"My parents' dreams are on me. They say, 'You are the only one to take away our pain.' I want to accomplish my dreams so bad!"




Klo was born in a refugee camp in Thailand, after his family fled Myanmar (Burma) before his birth. Like thousands of Burma’s ethnic Karen people, they were escaping government attacks. Even the refugee camps in Thailand were not always safe, forcing the family to move several times when Burmese soldiers threatened. Klo remembers that “we had to work every day to eat, grow vegetables, raise livestock, make some money (difficult when working outside the camp was illegal), and go to school. Sometimes we lacked enough money or food to eat.” He walked many miles each way to school, without proper shoes.

Seven years ago, Klo and his large family moved again – to southwest Houston! Though excited by the chance to live in peace, the adjustment has had challenges. Without knowing a word of English, Klo spent miserable weeks in elementary school right after his arrival – bewildered, bullied, “lost. I remember crying and my heart filled with depression. I was filled with enormous regret and wanted to return to Thailand.” 

Klo graduated from Westbury High School in 2016 and is excited to start his career! 




After fleeing a tribal war in the Congo, Ludreche and his mother lived as refugees in Gabon for 11 years until they were approved for resettlement in the United States in 2009. Ludreche started school in Houston in December as a 6th grader, which he remembers as one of the scariest and hardest times of his life. "The first day of school was terrifying because when I walked into the classroom, everyone stared.  I couldn’t understand a word the teacher was saying.  In a short time, I had gone from a rural refugee settlement in Gabon where I knew everyone to a huge city where I didn’t speak the language or know anybody," he remembers. 
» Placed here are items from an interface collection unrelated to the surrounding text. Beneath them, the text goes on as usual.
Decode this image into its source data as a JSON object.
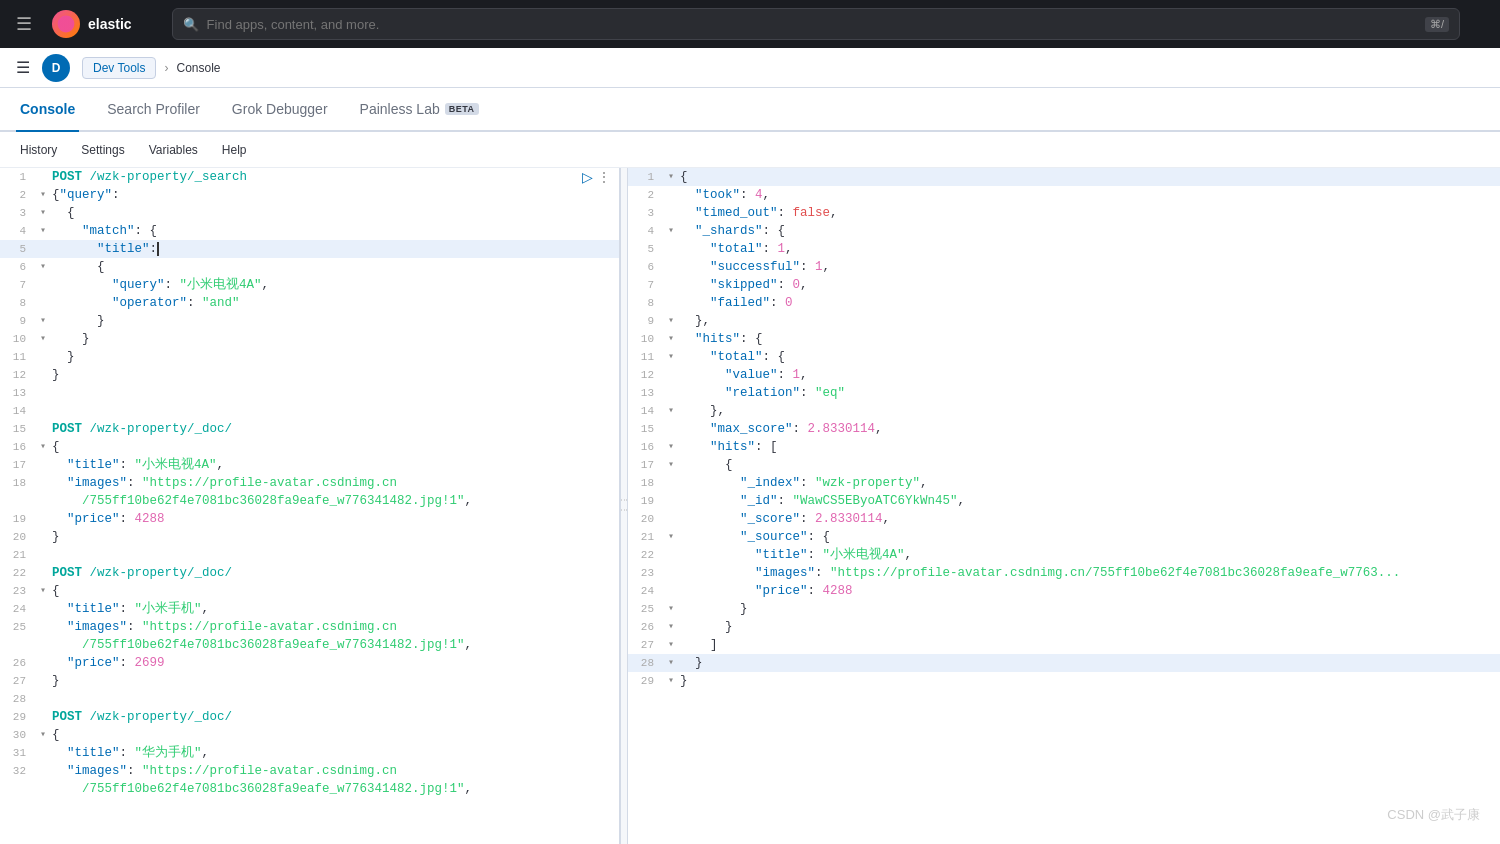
{
  "topbar": {
    "logo_text": "elastic",
    "search_placeholder": "Find apps, content, and more.",
    "kbd": "⌘/"
  },
  "breadcrumb": {
    "avatar_label": "D",
    "nav_link": "Dev Tools",
    "arrow": "›",
    "current": "Console"
  },
  "tabs": [
    {
      "id": "console",
      "label": "Console",
      "active": true,
      "beta": false
    },
    {
      "id": "search-profiler",
      "label": "Search Profiler",
      "active": false,
      "beta": false
    },
    {
      "id": "grok-debugger",
      "label": "Grok Debugger",
      "active": false,
      "beta": false
    },
    {
      "id": "painless-lab",
      "label": "Painless Lab",
      "active": false,
      "beta": true
    }
  ],
  "toolbar": {
    "history": "History",
    "settings": "Settings",
    "variables": "Variables",
    "help": "Help"
  },
  "editor": {
    "lines": [
      {
        "num": 1,
        "fold": "",
        "content": "POST /wzk-property/_search",
        "type": "method-path",
        "action": true
      },
      {
        "num": 2,
        "fold": "▾",
        "content": "{\"query\":",
        "type": "normal"
      },
      {
        "num": 3,
        "fold": "▾",
        "content": "  {",
        "type": "normal"
      },
      {
        "num": 4,
        "fold": "▾",
        "content": "    \"match\": {",
        "type": "normal"
      },
      {
        "num": 5,
        "fold": "",
        "content": "      \"title\":",
        "type": "normal",
        "highlight": true
      },
      {
        "num": 6,
        "fold": "▾",
        "content": "      {",
        "type": "normal"
      },
      {
        "num": 7,
        "fold": "",
        "content": "        \"query\": \"小米电视4A\",",
        "type": "normal"
      },
      {
        "num": 8,
        "fold": "",
        "content": "        \"operator\": \"and\"",
        "type": "normal"
      },
      {
        "num": 9,
        "fold": "▾",
        "content": "      }",
        "type": "normal"
      },
      {
        "num": 10,
        "fold": "▾",
        "content": "    }",
        "type": "normal"
      },
      {
        "num": 11,
        "fold": "",
        "content": "  }",
        "type": "normal"
      },
      {
        "num": 12,
        "fold": "",
        "content": "}",
        "type": "normal"
      },
      {
        "num": 13,
        "fold": "",
        "content": "",
        "type": "normal"
      },
      {
        "num": 14,
        "fold": "",
        "content": "",
        "type": "normal"
      },
      {
        "num": 15,
        "fold": "",
        "content": "POST /wzk-property/_doc/",
        "type": "method-path"
      },
      {
        "num": 16,
        "fold": "▾",
        "content": "{",
        "type": "normal"
      },
      {
        "num": 17,
        "fold": "",
        "content": "  \"title\": \"小米电视4A\",",
        "type": "normal"
      },
      {
        "num": 18,
        "fold": "",
        "content": "  \"images\": \"https://profile-avatar.csdnimg.cn",
        "type": "normal"
      },
      {
        "num": 18,
        "fold": "",
        "content": "    /755ff10be62f4e7081bc36028fa9eafe_w776341482.jpg!1\",",
        "type": "normal"
      },
      {
        "num": 19,
        "fold": "",
        "content": "  \"price\": 4288",
        "type": "normal"
      },
      {
        "num": 20,
        "fold": "",
        "content": "}",
        "type": "normal"
      },
      {
        "num": 21,
        "fold": "",
        "content": "",
        "type": "normal"
      },
      {
        "num": 22,
        "fold": "",
        "content": "POST /wzk-property/_doc/",
        "type": "method-path"
      },
      {
        "num": 23,
        "fold": "▾",
        "content": "{",
        "type": "normal"
      },
      {
        "num": 24,
        "fold": "",
        "content": "  \"title\": \"小米手机\",",
        "type": "normal"
      },
      {
        "num": 25,
        "fold": "",
        "content": "  \"images\": \"https://profile-avatar.csdnimg.cn",
        "type": "normal"
      },
      {
        "num": 25,
        "fold": "",
        "content": "    /755ff10be62f4e7081bc36028fa9eafe_w776341482.jpg!1\",",
        "type": "normal"
      },
      {
        "num": 26,
        "fold": "",
        "content": "  \"price\": 2699",
        "type": "normal"
      },
      {
        "num": 27,
        "fold": "",
        "content": "}",
        "type": "normal"
      },
      {
        "num": 28,
        "fold": "",
        "content": "",
        "type": "normal"
      },
      {
        "num": 29,
        "fold": "",
        "content": "POST /wzk-property/_doc/",
        "type": "method-path"
      },
      {
        "num": 30,
        "fold": "▾",
        "content": "{",
        "type": "normal"
      },
      {
        "num": 31,
        "fold": "",
        "content": "  \"title\": \"华为手机\",",
        "type": "normal"
      },
      {
        "num": 32,
        "fold": "",
        "content": "  \"images\": \"https://profile-avatar.csdnimg.cn",
        "type": "normal"
      },
      {
        "num": 32,
        "fold": "",
        "content": "    /755ff10be62f4e7081bc36028fa9eafe_w776341482.jpg!1\",",
        "type": "normal"
      }
    ]
  },
  "result": {
    "lines": [
      {
        "num": 1,
        "fold": "▾",
        "content": "{",
        "highlight": true
      },
      {
        "num": 2,
        "fold": "",
        "content": "  \"took\": 4,"
      },
      {
        "num": 3,
        "fold": "",
        "content": "  \"timed_out\": false,"
      },
      {
        "num": 4,
        "fold": "▾",
        "content": "  \"_shards\": {"
      },
      {
        "num": 5,
        "fold": "",
        "content": "    \"total\": 1,"
      },
      {
        "num": 6,
        "fold": "",
        "content": "    \"successful\": 1,"
      },
      {
        "num": 7,
        "fold": "",
        "content": "    \"skipped\": 0,"
      },
      {
        "num": 8,
        "fold": "",
        "content": "    \"failed\": 0"
      },
      {
        "num": 9,
        "fold": "▾",
        "content": "  },"
      },
      {
        "num": 10,
        "fold": "▾",
        "content": "  \"hits\": {"
      },
      {
        "num": 11,
        "fold": "▾",
        "content": "    \"total\": {"
      },
      {
        "num": 12,
        "fold": "",
        "content": "      \"value\": 1,"
      },
      {
        "num": 13,
        "fold": "",
        "content": "      \"relation\": \"eq\""
      },
      {
        "num": 14,
        "fold": "▾",
        "content": "    },"
      },
      {
        "num": 15,
        "fold": "",
        "content": "    \"max_score\": 2.8330114,"
      },
      {
        "num": 16,
        "fold": "▾",
        "content": "    \"hits\": ["
      },
      {
        "num": 17,
        "fold": "▾",
        "content": "      {"
      },
      {
        "num": 18,
        "fold": "",
        "content": "        \"_index\": \"wzk-property\","
      },
      {
        "num": 19,
        "fold": "",
        "content": "        \"_id\": \"WawCS5EByoATC6YkWn45\","
      },
      {
        "num": 20,
        "fold": "",
        "content": "        \"_score\": 2.8330114,"
      },
      {
        "num": 21,
        "fold": "▾",
        "content": "        \"_source\": {"
      },
      {
        "num": 22,
        "fold": "",
        "content": "          \"title\": \"小米电视4A\","
      },
      {
        "num": 23,
        "fold": "",
        "content": "          \"images\": \"https://profile-avatar.csdnimg.cn/755ff10be62f4e7081bc36028fa9eafe_w7763..."
      },
      {
        "num": 24,
        "fold": "",
        "content": "          \"price\": 4288"
      },
      {
        "num": 25,
        "fold": "▾",
        "content": "        }"
      },
      {
        "num": 26,
        "fold": "▾",
        "content": "      }"
      },
      {
        "num": 27,
        "fold": "▾",
        "content": "    ]"
      },
      {
        "num": 28,
        "fold": "▾",
        "content": "  }",
        "highlight": true
      },
      {
        "num": 29,
        "fold": "▾",
        "content": "}"
      }
    ]
  },
  "watermark": "CSDN @武子康"
}
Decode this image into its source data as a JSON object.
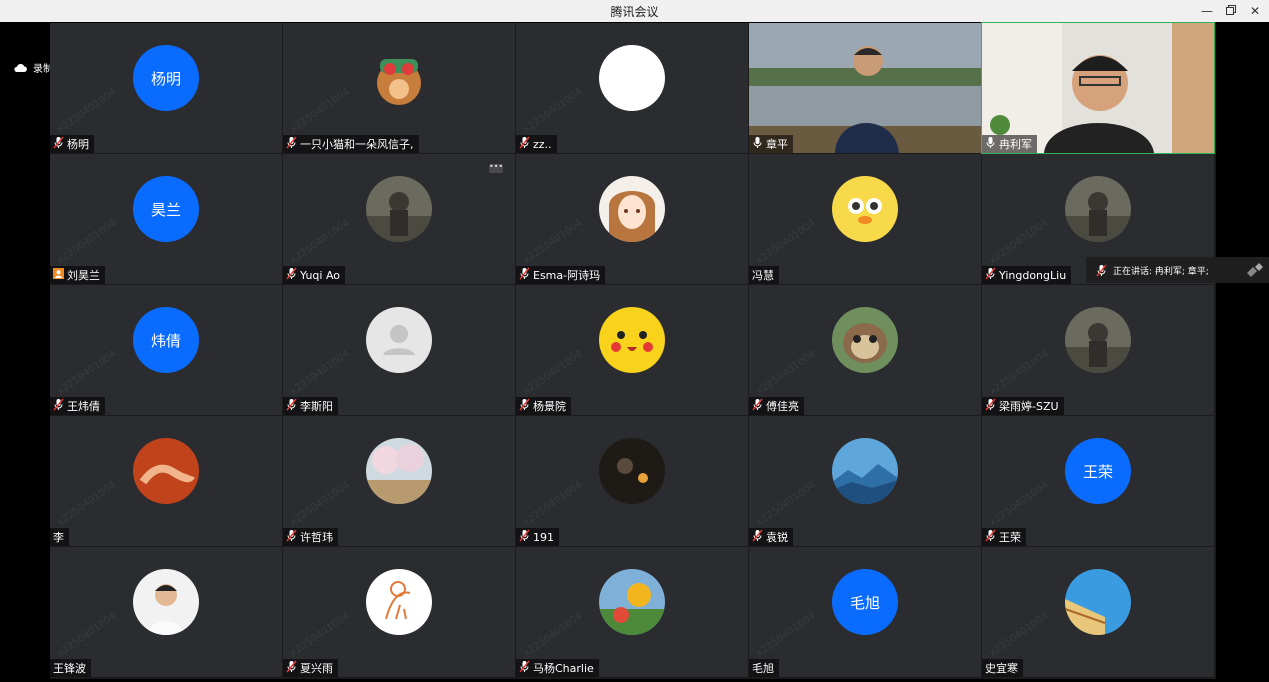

 Ludreche considers two extra-curricular activities to be his saving graces during this difficult transition, Cross Country running and PAIR. Ludreche feels that running is "his freedom" and enjoys pushing himself to improve. Through his active participation in PAIR's programs for 6 years, Ludreche improved his English and achieve his academic goals. He graduated from Westbury High School in 2016 and will travel to Kansas to attend Allen Community College in the fall.